▶ **Task brief**:
In your copy, reproduce each entry exactly and include no picture.
[Supplied material Boundary: Start]
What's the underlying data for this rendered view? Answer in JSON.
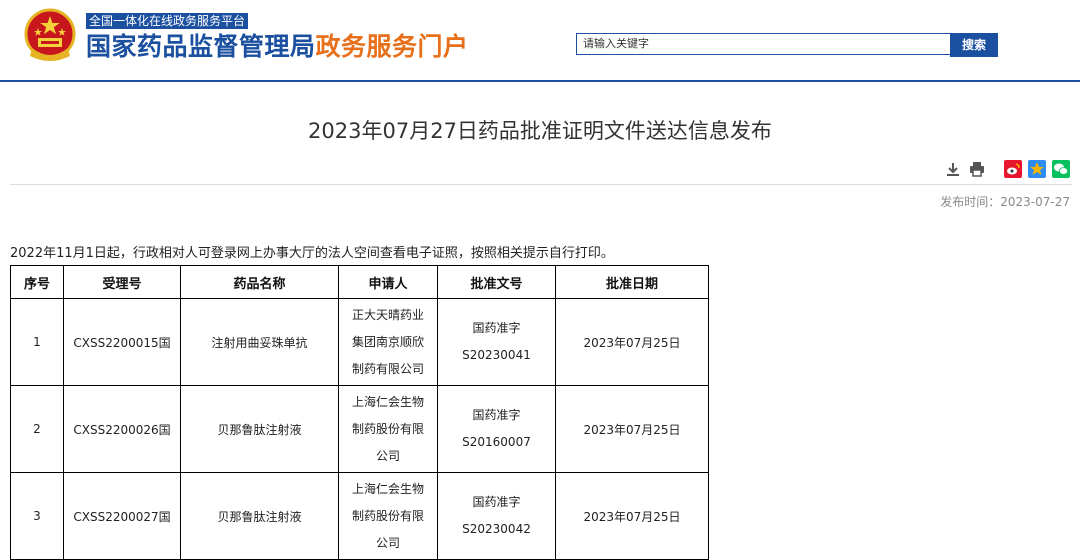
{
  "header": {
    "platform_tag": "全国一体化在线政务服务平台",
    "title_blue": "国家药品监督管理局",
    "title_orange": "政务服务门户",
    "search_placeholder": "请输入关键字",
    "search_button": "搜索"
  },
  "article": {
    "title": "2023年07月27日药品批准证明文件送达信息发布",
    "publish_label": "发布时间：",
    "publish_date": "2023-07-27",
    "notice": "2022年11月1日起，行政相对人可登录网上办事大厅的法人空间查看电子证照，按照相关提示自行打印。"
  },
  "toolbar": {
    "icons": [
      "download-icon",
      "print-icon",
      "weibo-icon",
      "qzone-icon",
      "wechat-icon"
    ],
    "colors": {
      "weibo": "#e6162d",
      "qzone": "#f4b400",
      "wechat": "#07c160"
    }
  },
  "table": {
    "headers": [
      "序号",
      "受理号",
      "药品名称",
      "申请人",
      "批准文号",
      "批准日期"
    ],
    "rows": [
      {
        "no": "1",
        "accept_no": "CXSS2200015国",
        "drug": "注射用曲妥珠单抗",
        "applicant": [
          "正大天晴药业",
          "集团南京顺欣",
          "制药有限公司"
        ],
        "approval": [
          "国药准字",
          "S20230041"
        ],
        "date": "2023年07月25日"
      },
      {
        "no": "2",
        "accept_no": "CXSS2200026国",
        "drug": "贝那鲁肽注射液",
        "applicant": [
          "上海仁会生物",
          "制药股份有限",
          "公司"
        ],
        "approval": [
          "国药准字",
          "S20160007"
        ],
        "date": "2023年07月25日"
      },
      {
        "no": "3",
        "accept_no": "CXSS2200027国",
        "drug": "贝那鲁肽注射液",
        "applicant": [
          "上海仁会生物",
          "制药股份有限",
          "公司"
        ],
        "approval": [
          "国药准字",
          "S20230042"
        ],
        "date": "2023年07月25日"
      }
    ]
  },
  "colors": {
    "brand_blue": "#1b4fa0",
    "brand_orange": "#e8701a"
  }
}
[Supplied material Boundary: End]
▶ **Task response**:
What's the underlying data for this rendered view? Answer in JSON.
{
  "header": {
    "platform_tag": "全国一体化在线政务服务平台",
    "title_blue": "国家药品监督管理局",
    "title_orange": "政务服务门户",
    "search_placeholder": "请输入关键字",
    "search_button": "搜索"
  },
  "article": {
    "title": "2023年07月27日药品批准证明文件送达信息发布",
    "publish_label": "发布时间：",
    "publish_date": "2023-07-27",
    "notice": "2022年11月1日起，行政相对人可登录网上办事大厅的法人空间查看电子证照，按照相关提示自行打印。"
  },
  "toolbar": {
    "icons": [
      "download-icon",
      "print-icon",
      "weibo-icon",
      "qzone-icon",
      "wechat-icon"
    ],
    "colors": {
      "weibo": "#e6162d",
      "qzone": "#f4b400",
      "wechat": "#07c160"
    }
  },
  "table": {
    "headers": [
      "序号",
      "受理号",
      "药品名称",
      "申请人",
      "批准文号",
      "批准日期"
    ],
    "rows": [
      {
        "no": "1",
        "accept_no": "CXSS2200015国",
        "drug": "注射用曲妥珠单抗",
        "applicant": [
          "正大天晴药业",
          "集团南京顺欣",
          "制药有限公司"
        ],
        "approval": [
          "国药准字",
          "S20230041"
        ],
        "date": "2023年07月25日"
      },
      {
        "no": "2",
        "accept_no": "CXSS2200026国",
        "drug": "贝那鲁肽注射液",
        "applicant": [
          "上海仁会生物",
          "制药股份有限",
          "公司"
        ],
        "approval": [
          "国药准字",
          "S20160007"
        ],
        "date": "2023年07月25日"
      },
      {
        "no": "3",
        "accept_no": "CXSS2200027国",
        "drug": "贝那鲁肽注射液",
        "applicant": [
          "上海仁会生物",
          "制药股份有限",
          "公司"
        ],
        "approval": [
          "国药准字",
          "S20230042"
        ],
        "date": "2023年07月25日"
      }
    ]
  },
  "colors": {
    "brand_blue": "#1b4fa0",
    "brand_orange": "#e8701a"
  }
}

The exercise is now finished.